System Monitoring With Atop
atop is a useful tool that displays system load information alongside process information in a similar style to top.Tip of the Trade: Atop makes it easy to keep on top of system monitoring. This useful tool displays system load information alongside process information in a style similar to top.
As in the screenshot below illustrates, the top window shows system-level information and the bottom one process information.
|Atop in Action|
The lines in the top window show:
- PRC: Total CPU time in system and user mode, total number of processes and of zombie processes, and the number of processes that exited during the polling interval. The default polling interval is 10 seconds. Use 'i' to change it interactively or 'z' to pause it.
- CPU and CPL: CPU utilization and load (averaged over 1, 5 and 15 minutes).
- MEM and SWP: Amount of memory and swap space that is available and where it's allocated. vmcom and vmlim show how much virtual memory space is committed and what the limit is.
- DSK: disk utilization. avio shows the average number of milliseconds per request.
- NET: Network utilization for the TCP layer ("transport"), the IP layer ("network") and each interface.
All of these use color to indicate if there are any problems.
The bottom window shows active processes (use 'a' to toggle showing all processes). 'g' shows the default process information, or use 'm' to show memory information.
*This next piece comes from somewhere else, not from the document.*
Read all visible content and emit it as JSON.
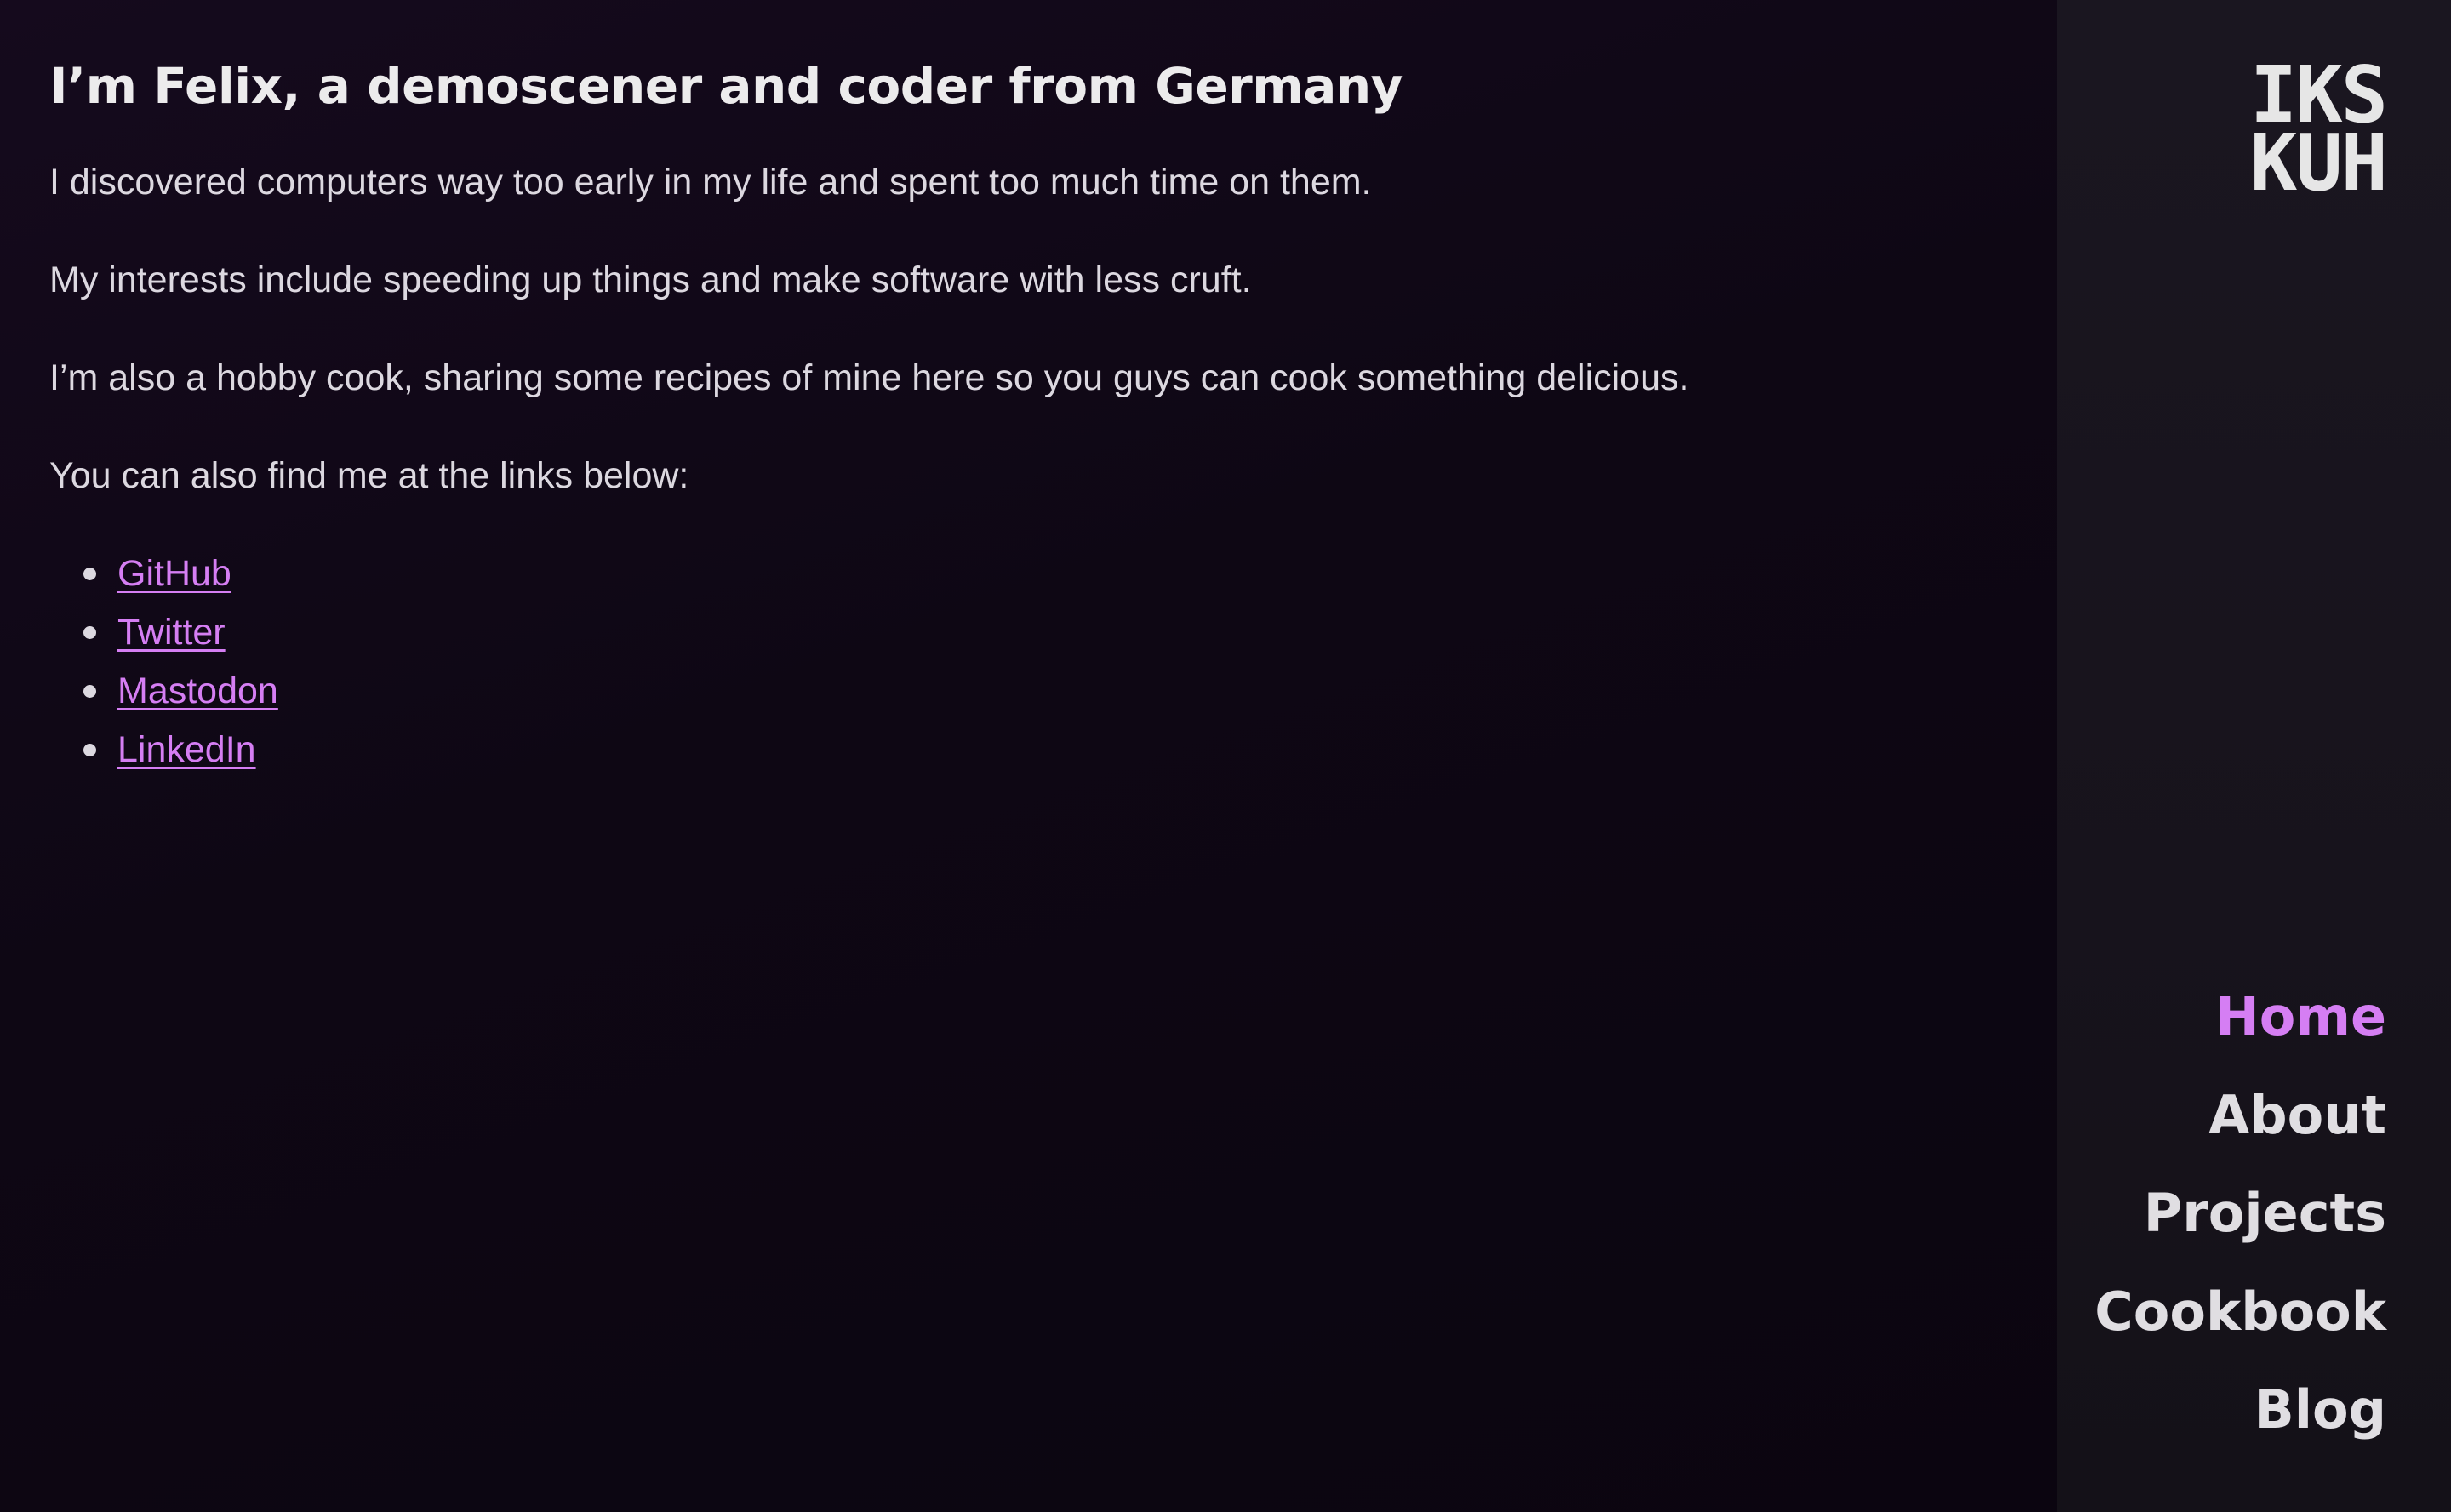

VGROW and RGROW on the memory information screen show the increase in virtual and memory usage during the polling interval; check the man page for further information about other columns. Note that you can also kill a process from here by hitting 'k'.
There are various other top-alike programs out there for other resources. Try iftop, for example, to take a look at your network interface statistics! Or htop to get top information in colour and with scrolling.